It wasn’t long before two apparently Anglo women, one of the carrying a baby in a pack, stepped in front of the committee rail with a big vinyl sign against fracking. They were politely asked to sit down several times. Eventually the State Policeman at the back of the room was asked to resolve the situation. After some time and the threat of calling additional State Police, the women finally sat down. The woman with the baby maintained defiant eye contact with the trooper during the entire confrontation.

Chairman Bishop thanked the State Police for the calm handling of the manner deficient (his words) women and the hearing proceeded. It was long before an elderly Anglo couple got up with another, smaller sign. We went through the same drill, except the man wasn’t willing to challenge the police for so long.

Immediately after the hearing all of them jumped up again with signs with several of their friends taking pictures. An elderly Indian man got up with them and stated that he was exercising his right to free speech. I didn’t listen to any more.
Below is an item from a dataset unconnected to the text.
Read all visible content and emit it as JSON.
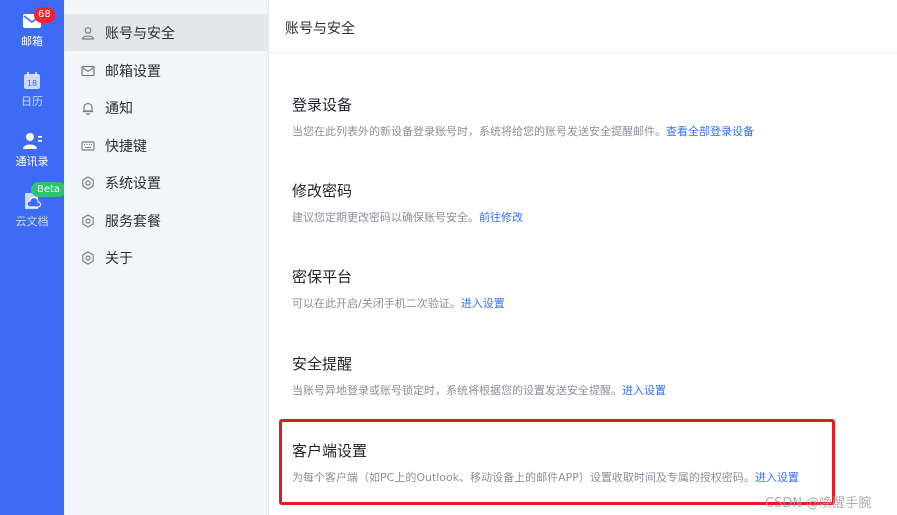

The room cleared of those who came to be a part of or to listen to the hearing with those folks still in the front talking to themselves.

You didn’t see any of this in the media anywhere. I guess the hearing was videoed and is online if anyone cares to see it.

It never ceases to amaze me how a chosen few seem to think that they have the right to impose their will on others. The concept of minding your own business is long gone.

Changes USDA Conservation Easement Program

Fewer acres will be purchased as easements to protect wetlands and other sensitive lands under the new Agricultural Conservation Easement Program (ACEP), which is replacing three programs repealed by the 2014 farm bill, according to an AgriPulse story by Stephen Davies.

The Natural Resources Conservation Service (NRCS) published its final rule for ACEP in the Federal Register in mid October. ACEP combines provisions of the Wetlands Reserve Program, Grassland Reserve Program and Farm and Ranch Lands Protection Program (FRPP), all of which were discontinued by the 2014 legislation.

About half the amount of money will be available to buy easements, NRCS said in its final rule. Where WRP, GRP, and FRPP received $691 million per year from 2009-2013, ACEP will receive about $368 million annually.

The amount of funding available and the increase in per-acre costs will result in a corresponding decrease in acreage enrolled under ACEP, NRCS said. From 2009 to 2013, approximately 1.7 million acres were enrolled under WRP, GRP and FRPP – an average of 340,000 acres per year.

But from 2014 to 2018, NRCS projects enrollment of 149,000 acres per year, for a total of about 746,000 acres. Most of that acreage – about 522,000 acres – would be enrolled under the new ACEP-Wetlands Reserve Easement program, with the rest enrolled under the ACEP-Agricultural Land Easement program.

NRCS said in the rule that the increased per-acre cost “is due in part to rising land values and in part to the projected enrollment shares in ACEP.”

Are YOU Registered Yet?

Better get your registration for the 2016 Joint Stockmen’s Convention slated for December 1 through 4 at the Crowne Plaza in Albuquerque in quick. The Early Bird Deadline is November 21 and rooms at the Crowne are going fast!  You  can now register online at       

Source: New Mexico Stockman, November 2016